You can read this months column here.
Also, this issue of The Business Monthly also includes a nice little voter’s guide for HoCo and Anne Arundel county residents.
“The Business Monthly has asked each candidate for local and statewide office, as well as those running for office in counties or districts falling within our primary coverage area, to provide us with a biography and to answer a short questionnaire.”
They got a pretty good response but surprisingly 7 candidates did not bother to take a swing at this softball pitch. District 13 Senate candidate Kyle Lorton, Council District candidate Reginald Avery, School Board candidates David Thalheimer and Robert Ballinger, Register of Wills candidate Larry Blickman, Judge of Orphans Court candidates Leslie Smith Turner and Ajile Brown all took a pass.
There is also a HoCo politico piece by George Berkheimer about the slow pace of this years election.
“Compared to Howard County's last General Election, there's a bit less excitement in the air this year. Candidates have filed later than ever, some at the very last minute, and the first candidates' forum has yet to be held.
By contrast, forums were well underway by mid-May in 2006.”
He also writes that Alan Klein continues to insist that he is not a one issue candidate.
You can find the complete guide here.
Wednesday, August 04, 2010
One of the first races to get battered around was the District 13 State Senate race. It was noted that Kyle Lorton failed to participate in the Business Monthly Candidate Guide. This is essentially blowing an opportunity for some favorable free press bringing into question as to whether he has enough fire in his belly. Kyle is one of two Republican challengers in a primary fight to see who will face Democrat Jim Robey in the general election. Kyles primary opponent is Jody Venkatesan. Some felt that if Kyle isn’t going to be serious about this race he should step aside and support Jody. This is a seat that was formerly held by Republican Sandy Schrader so it is a winnable seat for the GOP. The consensus of the group was that Jody is the better candidate. There are quite a few people out there who supported Jim last time that have since jumped ship.
The House of Delegates race in District 13 also was discussed. It was widely agreed that Guy Guzzone is the safest incumbent in this district, followed by Shane Pendergrass. The group perceived Frank Turner as the most vulnerable incumbent and that Ed Priola had the best chance of the four Repubs vying for a seat in this heavily Dem district.

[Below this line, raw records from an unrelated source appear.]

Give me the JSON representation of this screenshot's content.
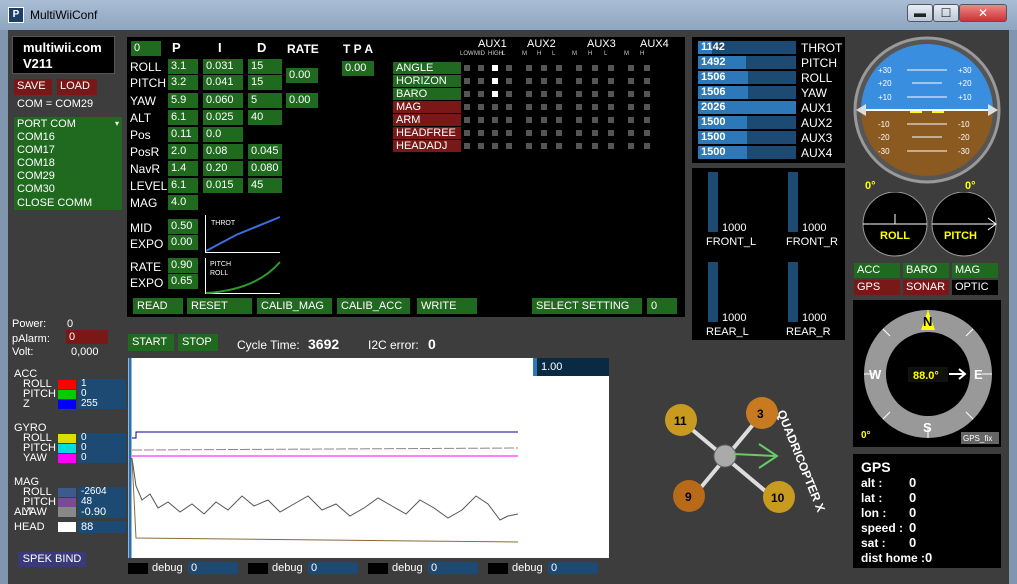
{
  "window": {
    "title": "MultiWiiConf",
    "icon": "P",
    "minimize": "▬",
    "maximize": "☐",
    "close": "✕"
  },
  "brand": {
    "name": "multiwii.com",
    "version": "V211"
  },
  "io": {
    "save": "SAVE",
    "load": "LOAD",
    "com_status": "COM = COM29",
    "port_header": "PORT COM",
    "ports": [
      "COM16",
      "COM17",
      "COM18",
      "COM29",
      "COM30"
    ],
    "close": "CLOSE COMM"
  },
  "power": {
    "power_label": "Power:",
    "power_value": "0",
    "alarm_label": "pAlarm:",
    "alarm_value": "0",
    "volt_label": "Volt:",
    "volt_value": "0,000"
  },
  "sensors": {
    "acc": {
      "label": "ACC",
      "rows": [
        {
          "name": "ROLL",
          "value": "1",
          "color": "#ff0000"
        },
        {
          "name": "PITCH",
          "value": "0",
          "color": "#00cc00"
        },
        {
          "name": "Z",
          "value": "255",
          "color": "#0000ff"
        }
      ]
    },
    "gyro": {
      "label": "GYRO",
      "rows": [
        {
          "name": "ROLL",
          "value": "0",
          "color": "#dddd00"
        },
        {
          "name": "PITCH",
          "value": "0",
          "color": "#00dddd"
        },
        {
          "name": "YAW",
          "value": "0",
          "color": "#ff00ff"
        }
      ]
    },
    "mag": {
      "label": "MAG",
      "rows": [
        {
          "name": "ROLL",
          "value": "-2604",
          "color": "#3c5a8c"
        },
        {
          "name": "PITCH",
          "value": "48",
          "color": "#7a4a9a"
        },
        {
          "name": "YAW",
          "value": "-424",
          "color": "#8a6a3a"
        }
      ]
    },
    "alt": {
      "label": "ALT",
      "value": "-0.90",
      "color": "#888888"
    },
    "head": {
      "label": "HEAD",
      "value": "88",
      "color": "#ffffff"
    }
  },
  "spek": "SPEK BIND",
  "pid": {
    "sel": "0",
    "h_p": "P",
    "h_i": "I",
    "h_d": "D",
    "h_rate": "RATE",
    "h_tpa": "T P A",
    "rows": [
      {
        "name": "ROLL",
        "p": "3.1",
        "i": "0.031",
        "d": "15"
      },
      {
        "name": "PITCH",
        "p": "3.2",
        "i": "0.041",
        "d": "15"
      },
      {
        "name": "YAW",
        "p": "5.9",
        "i": "0.060",
        "d": "5"
      },
      {
        "name": "ALT",
        "p": "6.1",
        "i": "0.025",
        "d": "40"
      },
      {
        "name": "Pos",
        "p": "0.11",
        "i": "0.0",
        "d": ""
      },
      {
        "name": "PosR",
        "p": "2.0",
        "i": "0.08",
        "d": "0.045"
      },
      {
        "name": "NavR",
        "p": "1.4",
        "i": "0.20",
        "d": "0.080"
      },
      {
        "name": "LEVEL",
        "p": "6.1",
        "i": "0.015",
        "d": "45"
      },
      {
        "name": "MAG",
        "p": "4.0",
        "i": "",
        "d": ""
      }
    ],
    "rate_rp": "0.00",
    "rate_yaw": "0.00",
    "tpa": "0.00",
    "mid_label": "MID",
    "mid": "0.50",
    "expo_label": "EXPO",
    "expo": "0.00",
    "thr_curve_label": "THROT",
    "rate_label": "RATE",
    "rate": "0.90",
    "expo2_label": "EXPO",
    "expo2": "0.65",
    "rc_curve_label1": "PITCH",
    "rc_curve_label2": "ROLL"
  },
  "actions": {
    "read": "READ",
    "reset": "RESET",
    "calib_mag": "CALIB_MAG",
    "calib_acc": "CALIB_ACC",
    "write": "WRITE",
    "select": "SELECT SETTING",
    "select_value": "0"
  },
  "aux": {
    "headers": [
      "AUX1",
      "AUX2",
      "AUX3",
      "AUX4"
    ],
    "sub": [
      "LOW",
      "MID",
      "HIGH",
      "L",
      "M",
      "H",
      "L",
      "M",
      "H",
      "L",
      "M",
      "H"
    ],
    "modes": [
      {
        "name": "ANGLE",
        "color": "#206a20",
        "on": [
          2
        ]
      },
      {
        "name": "HORIZON",
        "color": "#206a20",
        "on": [
          2
        ]
      },
      {
        "name": "BARO",
        "color": "#206a20",
        "on": [
          2
        ]
      },
      {
        "name": "MAG",
        "color": "#7a1818",
        "on": []
      },
      {
        "name": "ARM",
        "color": "#7a1818",
        "on": []
      },
      {
        "name": "HEADFREE",
        "color": "#7a1818",
        "on": []
      },
      {
        "name": "HEADADJ",
        "color": "#7a1818",
        "on": []
      }
    ]
  },
  "rc": [
    {
      "name": "THROT",
      "value": "1142",
      "level": 0.14
    },
    {
      "name": "PITCH",
      "value": "1492",
      "level": 0.49
    },
    {
      "name": "ROLL",
      "value": "1506",
      "level": 0.51
    },
    {
      "name": "YAW",
      "value": "1506",
      "level": 0.51
    },
    {
      "name": "AUX1",
      "value": "2026",
      "level": 1.0
    },
    {
      "name": "AUX2",
      "value": "1500",
      "level": 0.5
    },
    {
      "name": "AUX3",
      "value": "1500",
      "level": 0.5
    },
    {
      "name": "AUX4",
      "value": "1500",
      "level": 0.5
    }
  ],
  "motors": [
    {
      "name": "FRONT_L",
      "value": "1000"
    },
    {
      "name": "FRONT_R",
      "value": "1000"
    },
    {
      "name": "REAR_L",
      "value": "1000"
    },
    {
      "name": "REAR_R",
      "value": "1000"
    }
  ],
  "status": {
    "start": "START",
    "stop": "STOP",
    "cycle_label": "Cycle Time:",
    "cycle": "3692",
    "i2c_label": "I2C error:",
    "i2c": "0"
  },
  "graph": {
    "scale": "1.00"
  },
  "debug": [
    {
      "label": "debug",
      "value": "0"
    },
    {
      "label": "debug",
      "value": "0"
    },
    {
      "label": "debug",
      "value": "0"
    },
    {
      "label": "debug",
      "value": "0"
    }
  ],
  "quad": {
    "label": "QUADRICOPTER X",
    "motors": [
      "11",
      "3",
      "9",
      "10"
    ]
  },
  "horizon": {
    "ticks": [
      "+30",
      "+20",
      "+10",
      "-10",
      "-20",
      "-30"
    ],
    "roll_angle": "0°",
    "pitch_angle": "0°",
    "roll_label": "ROLL",
    "pitch_label": "PITCH"
  },
  "sensor_flags": {
    "acc": "ACC",
    "baro": "BARO",
    "mag": "MAG",
    "gps": "GPS",
    "sonar": "SONAR",
    "optic": "OPTIC"
  },
  "compass": {
    "n": "N",
    "e": "E",
    "s": "S",
    "w": "W",
    "heading": "88.0°",
    "angle": "0°",
    "fix": "GPS_fix"
  },
  "gps": {
    "title": "GPS",
    "alt_label": "alt :",
    "alt": "0",
    "lat_label": "lat :",
    "lat": "0",
    "lon_label": "lon :",
    "lon": "0",
    "speed_label": "speed :",
    "speed": "0",
    "sat_label": "sat :",
    "sat": "0",
    "dist_label": "dist home :",
    "dist": "0"
  }
}
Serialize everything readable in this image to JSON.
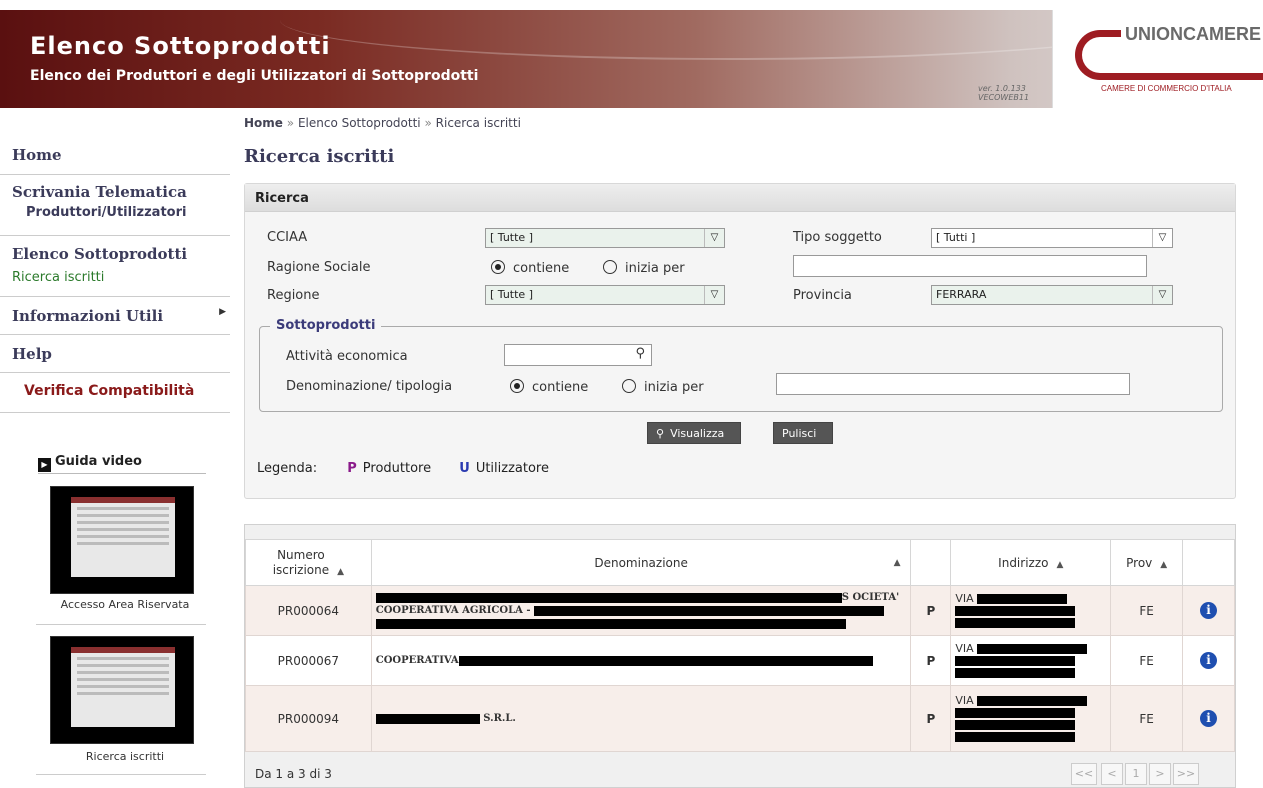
{
  "header": {
    "title": "Elenco Sottoprodotti",
    "subtitle": "Elenco dei Produttori e degli Utilizzatori di Sottoprodotti",
    "version_line1": "ver. 1.0.133",
    "version_line2": "VECOWEB11",
    "logo_name": "UNIONCAMERE",
    "logo_tagline": "CAMERE DI COMMERCIO D'ITALIA"
  },
  "breadcrumb": {
    "home": "Home",
    "sep": "»",
    "item1": "Elenco Sottoprodotti",
    "item2": "Ricerca iscritti"
  },
  "sidebar": {
    "home": "Home",
    "scrivania": "Scrivania Telematica",
    "produttori": "Produttori/Utilizzatori",
    "elenco": "Elenco Sottoprodotti",
    "ricerca": "Ricerca iscritti",
    "informazioni": "Informazioni Utili",
    "help": "Help",
    "verifica": "Verifica Compatibilità",
    "guida_video": "Guida video",
    "video1_caption": "Accesso Area Riservata",
    "video2_caption": "Ricerca iscritti"
  },
  "page_title": "Ricerca iscritti",
  "search": {
    "panel_title": "Ricerca",
    "cciaa_label": "CCIAA",
    "cciaa_value": "[ Tutte ]",
    "tipo_label": "Tipo soggetto",
    "tipo_value": "[ Tutti ]",
    "ragione_label": "Ragione Sociale",
    "opt_contiene": "contiene",
    "opt_inizia": "inizia per",
    "regione_label": "Regione",
    "regione_value": "[ Tutte ]",
    "provincia_label": "Provincia",
    "provincia_value": "FERRARA",
    "sottoprodotti_legend": "Sottoprodotti",
    "attivita_label": "Attività economica",
    "denominazione_label": "Denominazione/ tipologia",
    "btn_visualizza": "Visualizza",
    "btn_pulisci": "Pulisci",
    "legenda_label": "Legenda:",
    "legend_p": "P",
    "legend_p_text": "Produttore",
    "legend_u": "U",
    "legend_u_text": "Utilizzatore"
  },
  "grid": {
    "col_numero_1": "Numero",
    "col_numero_2": "iscrizione",
    "col_denominazione": "Denominazione",
    "col_indirizzo": "Indirizzo",
    "col_prov": "Prov",
    "rows": [
      {
        "numero": "PR000064",
        "den_a": "S OCIETA'",
        "den_b": "COOPERATIVA AGRICOLA -",
        "tipo": "P",
        "addr": "VIA",
        "prov": "FE"
      },
      {
        "numero": "PR000067",
        "den_a": "COOPERATIVA",
        "tipo": "P",
        "addr": "VIA",
        "prov": "FE"
      },
      {
        "numero": "PR000094",
        "den_a": "S.R.L.",
        "tipo": "P",
        "addr": "VIA",
        "prov": "FE"
      }
    ],
    "footer": "Da 1 a 3 di 3",
    "pager": {
      "first": "<<",
      "prev": "<",
      "page": "1",
      "next": ">",
      "last": ">>"
    }
  }
}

One of the more interesting observations by one of the group was about the primary battle between Mary Kay Sigaty and Alan Klein. This political observer put the odds in this race at 60/40 in Mary Kay’s favor, which is a little too close for comfort. It was pointed out the primary contests in off year elections like this are dominated by the true believers. The trouncing that Linda Odum took at the hands of Phil Kirsch in the Columbia Council election this past spring augured well for Klein.
Nobody in the group liked slates. I personally happen to think that they are an insult to the voter. Just because I like Guy Guzzone doesn’t mean I like Shane Pendergrass. If anything that association detracts from Guy. I think candidates should stand on their own two feet, not on somebody elses slate.
And speaking of Guy, this group did not shy from looking into the HoCo politico future either. It was widely agreed that Guy will make a run for county executive in 2014 but not without a challenge from Courtney Watson. The Repub candidate for county exec that year will likely be Alan Kittleman.
This group of political prognosticators has agreed reconvene on a regular basis for more political crystal ball gazing so stay tuned.